For this task, copy all of the data below exactly and skip the pictures.
*** DATA SHOWN
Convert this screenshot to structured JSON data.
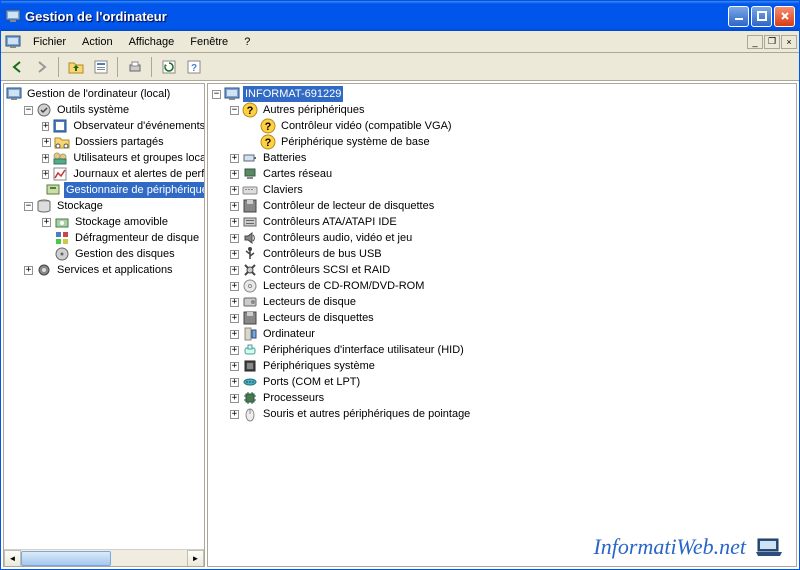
{
  "window": {
    "title": "Gestion de l'ordinateur"
  },
  "menu": {
    "file": "Fichier",
    "action": "Action",
    "view": "Affichage",
    "window": "Fenêtre",
    "help": "?"
  },
  "left_tree": {
    "root": "Gestion de l'ordinateur (local)",
    "system_tools": "Outils système",
    "event_viewer": "Observateur d'événements",
    "shared_folders": "Dossiers partagés",
    "users_groups": "Utilisateurs et groupes locaux",
    "perf_logs": "Journaux et alertes de performances",
    "device_manager": "Gestionnaire de périphériques",
    "storage": "Stockage",
    "removable_storage": "Stockage amovible",
    "defrag": "Défragmenteur de disque",
    "disk_mgmt": "Gestion des disques",
    "services_apps": "Services et applications"
  },
  "device_tree": {
    "computer": "INFORMAT-691229",
    "other_devices": "Autres périphériques",
    "video_controller": "Contrôleur vidéo (compatible VGA)",
    "base_system_device": "Périphérique système de base",
    "batteries": "Batteries",
    "network_adapters": "Cartes réseau",
    "keyboards": "Claviers",
    "floppy_controller": "Contrôleur de lecteur de disquettes",
    "ata_atapi": "Contrôleurs ATA/ATAPI IDE",
    "audio_video_game": "Contrôleurs audio, vidéo et jeu",
    "usb_controllers": "Contrôleurs de bus USB",
    "scsi_raid": "Contrôleurs SCSI et RAID",
    "dvd_cdrom": "Lecteurs de CD-ROM/DVD-ROM",
    "disk_drives": "Lecteurs de disque",
    "floppy_drives": "Lecteurs de disquettes",
    "computer_cat": "Ordinateur",
    "hid": "Périphériques d'interface utilisateur (HID)",
    "system_devices": "Périphériques système",
    "ports": "Ports (COM et LPT)",
    "processors": "Processeurs",
    "mice": "Souris et autres périphériques de pointage"
  },
  "watermark": "InformatiWeb.net"
}
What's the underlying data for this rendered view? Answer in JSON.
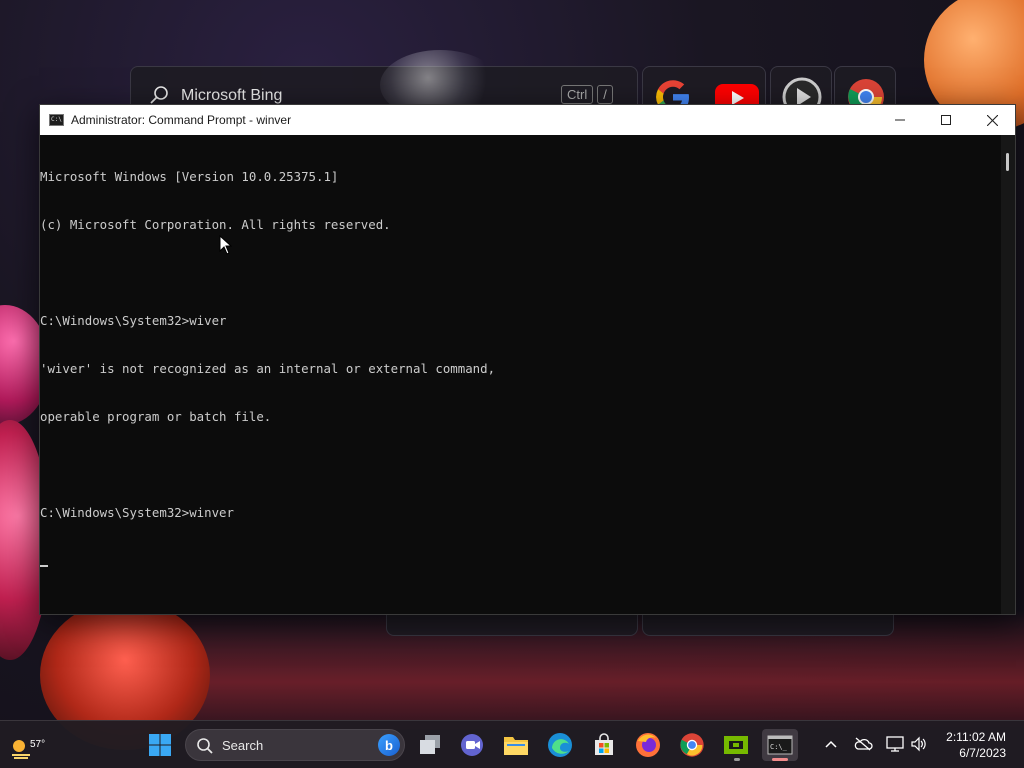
{
  "desktop": {
    "bing_widget": {
      "search_text": "Microsoft Bing",
      "shortcut_keys": [
        "Ctrl",
        "/"
      ]
    }
  },
  "cmd_window": {
    "title": "Administrator: Command Prompt - winver",
    "lines": [
      "Microsoft Windows [Version 10.0.25375.1]",
      "(c) Microsoft Corporation. All rights reserved.",
      "",
      "C:\\Windows\\System32>wiver",
      "'wiver' is not recognized as an internal or external command,",
      "operable program or batch file.",
      "",
      "C:\\Windows\\System32>winver"
    ],
    "controls": {
      "minimize": "minimize-icon",
      "maximize": "maximize-icon",
      "close": "close-icon"
    }
  },
  "taskbar": {
    "weather": {
      "temp": "57°"
    },
    "search": {
      "placeholder": "Search"
    },
    "apps": [
      "windows-start-icon",
      "task-view-icon",
      "teams-chat-icon",
      "file-explorer-icon",
      "edge-icon",
      "microsoft-store-icon",
      "firefox-icon",
      "chrome-icon",
      "nvidia-icon",
      "terminal-icon"
    ],
    "clock": {
      "time": "2:11:02 AM",
      "date": "6/7/2023"
    },
    "colors": {
      "accent": "#f28b8b",
      "bar": "#201c22"
    }
  }
}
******
(REPLY TO THE TASK):
Convert this screenshot to structured JSON data.
{
  "window": {
    "title": "Gestion de l'ordinateur"
  },
  "menu": {
    "file": "Fichier",
    "action": "Action",
    "view": "Affichage",
    "window": "Fenêtre",
    "help": "?"
  },
  "left_tree": {
    "root": "Gestion de l'ordinateur (local)",
    "system_tools": "Outils système",
    "event_viewer": "Observateur d'événements",
    "shared_folders": "Dossiers partagés",
    "users_groups": "Utilisateurs et groupes locaux",
    "perf_logs": "Journaux et alertes de performances",
    "device_manager": "Gestionnaire de périphériques",
    "storage": "Stockage",
    "removable_storage": "Stockage amovible",
    "defrag": "Défragmenteur de disque",
    "disk_mgmt": "Gestion des disques",
    "services_apps": "Services et applications"
  },
  "device_tree": {
    "computer": "INFORMAT-691229",
    "other_devices": "Autres périphériques",
    "video_controller": "Contrôleur vidéo (compatible VGA)",
    "base_system_device": "Périphérique système de base",
    "batteries": "Batteries",
    "network_adapters": "Cartes réseau",
    "keyboards": "Claviers",
    "floppy_controller": "Contrôleur de lecteur de disquettes",
    "ata_atapi": "Contrôleurs ATA/ATAPI IDE",
    "audio_video_game": "Contrôleurs audio, vidéo et jeu",
    "usb_controllers": "Contrôleurs de bus USB",
    "scsi_raid": "Contrôleurs SCSI et RAID",
    "dvd_cdrom": "Lecteurs de CD-ROM/DVD-ROM",
    "disk_drives": "Lecteurs de disque",
    "floppy_drives": "Lecteurs de disquettes",
    "computer_cat": "Ordinateur",
    "hid": "Périphériques d'interface utilisateur (HID)",
    "system_devices": "Périphériques système",
    "ports": "Ports (COM et LPT)",
    "processors": "Processeurs",
    "mice": "Souris et autres périphériques de pointage"
  },
  "watermark": "InformatiWeb.net"
}
What's the underlying data for this rendered view? Answer in JSON.
{
  "desktop": {
    "bing_widget": {
      "search_text": "Microsoft Bing",
      "shortcut_keys": [
        "Ctrl",
        "/"
      ]
    }
  },
  "cmd_window": {
    "title": "Administrator: Command Prompt - winver",
    "lines": [
      "Microsoft Windows [Version 10.0.25375.1]",
      "(c) Microsoft Corporation. All rights reserved.",
      "",
      "C:\\Windows\\System32>wiver",
      "'wiver' is not recognized as an internal or external command,",
      "operable program or batch file.",
      "",
      "C:\\Windows\\System32>winver"
    ],
    "controls": {
      "minimize": "minimize-icon",
      "maximize": "maximize-icon",
      "close": "close-icon"
    }
  },
  "taskbar": {
    "weather": {
      "temp": "57°"
    },
    "search": {
      "placeholder": "Search"
    },
    "apps": [
      "windows-start-icon",
      "task-view-icon",
      "teams-chat-icon",
      "file-explorer-icon",
      "edge-icon",
      "microsoft-store-icon",
      "firefox-icon",
      "chrome-icon",
      "nvidia-icon",
      "terminal-icon"
    ],
    "clock": {
      "time": "2:11:02 AM",
      "date": "6/7/2023"
    },
    "colors": {
      "accent": "#f28b8b",
      "bar": "#201c22"
    }
  }
}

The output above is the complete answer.